[Opening RECORDS TO PROCESS section]
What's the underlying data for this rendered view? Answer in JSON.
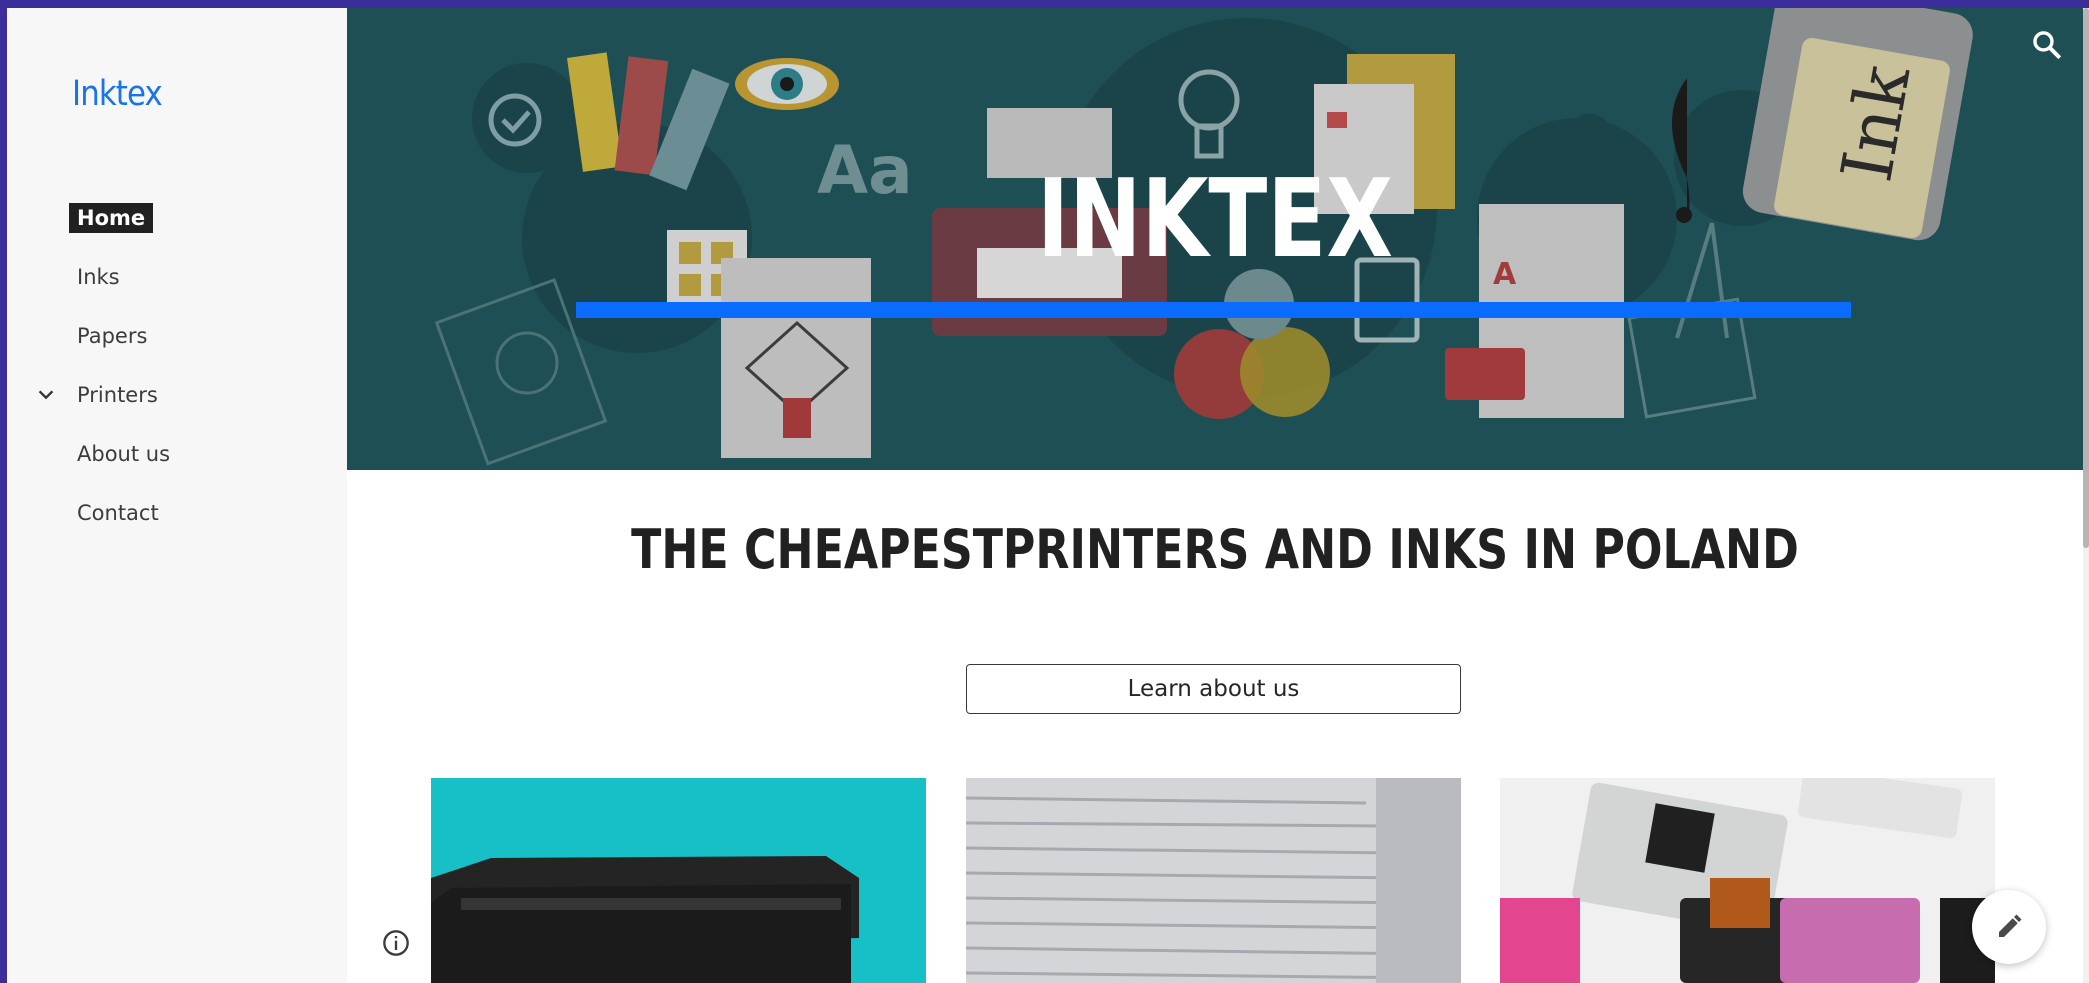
{
  "site": {
    "brand": "Inktex"
  },
  "nav": {
    "items": [
      {
        "label": "Home",
        "active": true
      },
      {
        "label": "Inks"
      },
      {
        "label": "Papers"
      },
      {
        "label": "Printers",
        "expandable": true
      },
      {
        "label": "About us"
      },
      {
        "label": "Contact"
      }
    ]
  },
  "hero": {
    "title": "INKTEX"
  },
  "main": {
    "headline": "THE CHEAPESTPRINTERS AND INKS IN POLAND",
    "cta_label": "Learn about us"
  },
  "colors": {
    "accent": "#0a6cff",
    "hero_bg": "#1e4f55",
    "brand": "#1a73e8",
    "frame": "#3b2d9a"
  },
  "icons": {
    "search": "search-icon",
    "info": "info-icon",
    "edit": "pencil-icon",
    "chevron": "chevron-down-icon"
  }
}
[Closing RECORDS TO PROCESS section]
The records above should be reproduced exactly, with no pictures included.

RESPONSE TO THIS EXERCISE |
What's the underlying data for this rendered view? Answer in JSON.
{
  "site": {
    "brand": "Inktex"
  },
  "nav": {
    "items": [
      {
        "label": "Home",
        "active": true
      },
      {
        "label": "Inks"
      },
      {
        "label": "Papers"
      },
      {
        "label": "Printers",
        "expandable": true
      },
      {
        "label": "About us"
      },
      {
        "label": "Contact"
      }
    ]
  },
  "hero": {
    "title": "INKTEX"
  },
  "main": {
    "headline": "THE CHEAPESTPRINTERS AND INKS IN POLAND",
    "cta_label": "Learn about us"
  },
  "colors": {
    "accent": "#0a6cff",
    "hero_bg": "#1e4f55",
    "brand": "#1a73e8",
    "frame": "#3b2d9a"
  },
  "icons": {
    "search": "search-icon",
    "info": "info-icon",
    "edit": "pencil-icon",
    "chevron": "chevron-down-icon"
  }
}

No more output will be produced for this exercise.